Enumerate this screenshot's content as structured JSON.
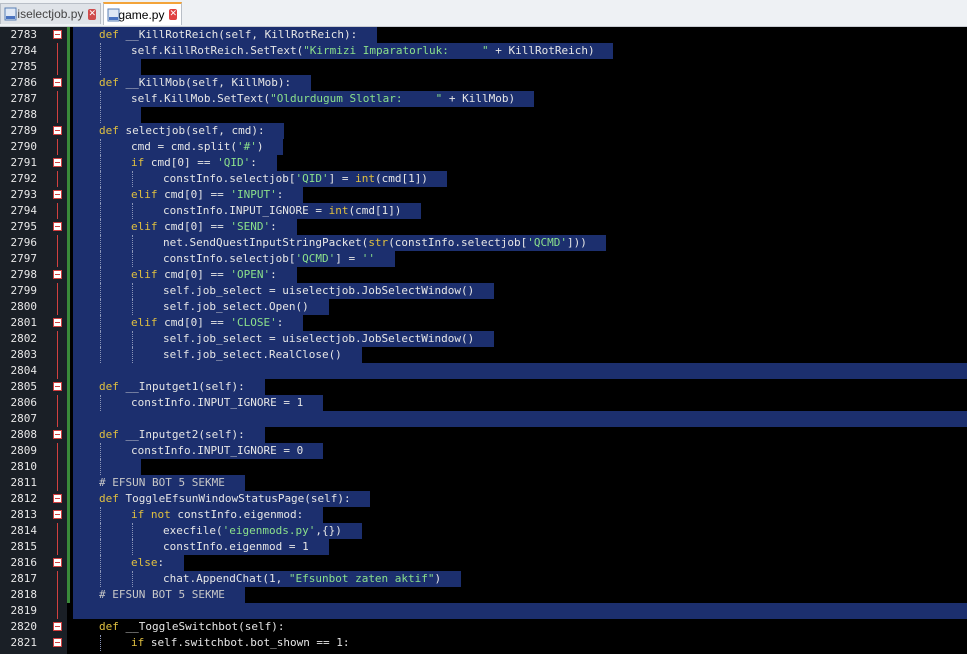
{
  "tabs": [
    {
      "label": "uiselectjob.py",
      "active": false,
      "icon": "python-file-icon"
    },
    {
      "label": "game.py",
      "active": true,
      "icon": "python-file-icon"
    }
  ],
  "colors": {
    "selection": "#1c2f6e",
    "keyword": "#e0c040",
    "string": "#8be08b",
    "gutter": "#1a1f26",
    "fold_marker": "#d04040",
    "change_marker": "#3a8a3a"
  },
  "lines": [
    {
      "n": "2783",
      "fold": true,
      "indent": 1,
      "text": "def __KillRotReich(self, KillRotReich):"
    },
    {
      "n": "2784",
      "fold": false,
      "indent": 2,
      "text": "self.KillRotReich.SetText(\"Kirmizi Imparatorluk:     \" + KillRotReich)"
    },
    {
      "n": "2785",
      "fold": false,
      "indent": 2,
      "text": ""
    },
    {
      "n": "2786",
      "fold": true,
      "indent": 1,
      "text": "def __KillMob(self, KillMob):"
    },
    {
      "n": "2787",
      "fold": false,
      "indent": 2,
      "text": "self.KillMob.SetText(\"Oldurdugum Slotlar:     \" + KillMob)"
    },
    {
      "n": "2788",
      "fold": false,
      "indent": 2,
      "text": ""
    },
    {
      "n": "2789",
      "fold": true,
      "indent": 1,
      "text": "def selectjob(self, cmd):"
    },
    {
      "n": "2790",
      "fold": false,
      "indent": 2,
      "text": "cmd = cmd.split('#')"
    },
    {
      "n": "2791",
      "fold": true,
      "indent": 2,
      "text": "if cmd[0] == 'QID':"
    },
    {
      "n": "2792",
      "fold": false,
      "indent": 3,
      "text": "constInfo.selectjob['QID'] = int(cmd[1])"
    },
    {
      "n": "2793",
      "fold": true,
      "indent": 2,
      "text": "elif cmd[0] == 'INPUT':"
    },
    {
      "n": "2794",
      "fold": false,
      "indent": 3,
      "text": "constInfo.INPUT_IGNORE = int(cmd[1])"
    },
    {
      "n": "2795",
      "fold": true,
      "indent": 2,
      "text": "elif cmd[0] == 'SEND':"
    },
    {
      "n": "2796",
      "fold": false,
      "indent": 3,
      "text": "net.SendQuestInputStringPacket(str(constInfo.selectjob['QCMD']))"
    },
    {
      "n": "2797",
      "fold": false,
      "indent": 3,
      "text": "constInfo.selectjob['QCMD'] = ''"
    },
    {
      "n": "2798",
      "fold": true,
      "indent": 2,
      "text": "elif cmd[0] == 'OPEN':"
    },
    {
      "n": "2799",
      "fold": false,
      "indent": 3,
      "text": "self.job_select = uiselectjob.JobSelectWindow()"
    },
    {
      "n": "2800",
      "fold": false,
      "indent": 3,
      "text": "self.job_select.Open()"
    },
    {
      "n": "2801",
      "fold": true,
      "indent": 2,
      "text": "elif cmd[0] == 'CLOSE':"
    },
    {
      "n": "2802",
      "fold": false,
      "indent": 3,
      "text": "self.job_select = uiselectjob.JobSelectWindow()"
    },
    {
      "n": "2803",
      "fold": false,
      "indent": 3,
      "text": "self.job_select.RealClose()"
    },
    {
      "n": "2804",
      "fold": false,
      "indent": 0,
      "text": ""
    },
    {
      "n": "2805",
      "fold": true,
      "indent": 1,
      "text": "def __Inputget1(self):"
    },
    {
      "n": "2806",
      "fold": false,
      "indent": 2,
      "text": "constInfo.INPUT_IGNORE = 1"
    },
    {
      "n": "2807",
      "fold": false,
      "indent": 0,
      "text": ""
    },
    {
      "n": "2808",
      "fold": true,
      "indent": 1,
      "text": "def __Inputget2(self):"
    },
    {
      "n": "2809",
      "fold": false,
      "indent": 2,
      "text": "constInfo.INPUT_IGNORE = 0"
    },
    {
      "n": "2810",
      "fold": false,
      "indent": 2,
      "text": ""
    },
    {
      "n": "2811",
      "fold": false,
      "indent": 1,
      "text": "# EFSUN BOT 5 SEKME"
    },
    {
      "n": "2812",
      "fold": true,
      "indent": 1,
      "text": "def ToggleEfsunWindowStatusPage(self):"
    },
    {
      "n": "2813",
      "fold": true,
      "indent": 2,
      "text": "if not constInfo.eigenmod:"
    },
    {
      "n": "2814",
      "fold": false,
      "indent": 3,
      "text": "execfile('eigenmods.py',{})"
    },
    {
      "n": "2815",
      "fold": false,
      "indent": 3,
      "text": "constInfo.eigenmod = 1"
    },
    {
      "n": "2816",
      "fold": true,
      "indent": 2,
      "text": "else:"
    },
    {
      "n": "2817",
      "fold": false,
      "indent": 3,
      "text": "chat.AppendChat(1, \"Efsunbot zaten aktif\")"
    },
    {
      "n": "2818",
      "fold": false,
      "indent": 1,
      "text": "# EFSUN BOT 5 SEKME"
    },
    {
      "n": "2819",
      "fold": false,
      "indent": 0,
      "text": ""
    },
    {
      "n": "2820",
      "fold": true,
      "indent": 1,
      "text": "def __ToggleSwitchbot(self):"
    },
    {
      "n": "2821",
      "fold": true,
      "indent": 2,
      "text": "if self.switchbot.bot_shown == 1:"
    }
  ]
}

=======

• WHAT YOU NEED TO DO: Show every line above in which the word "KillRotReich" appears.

• RESPONSE TO THE EXERCISE:
      "text": "def __KillRotReich(self, KillRotReich):"
      "text": "self.KillRotReich.SetText(\"Kirmizi Imparatorluk:     \" + KillRotReich)"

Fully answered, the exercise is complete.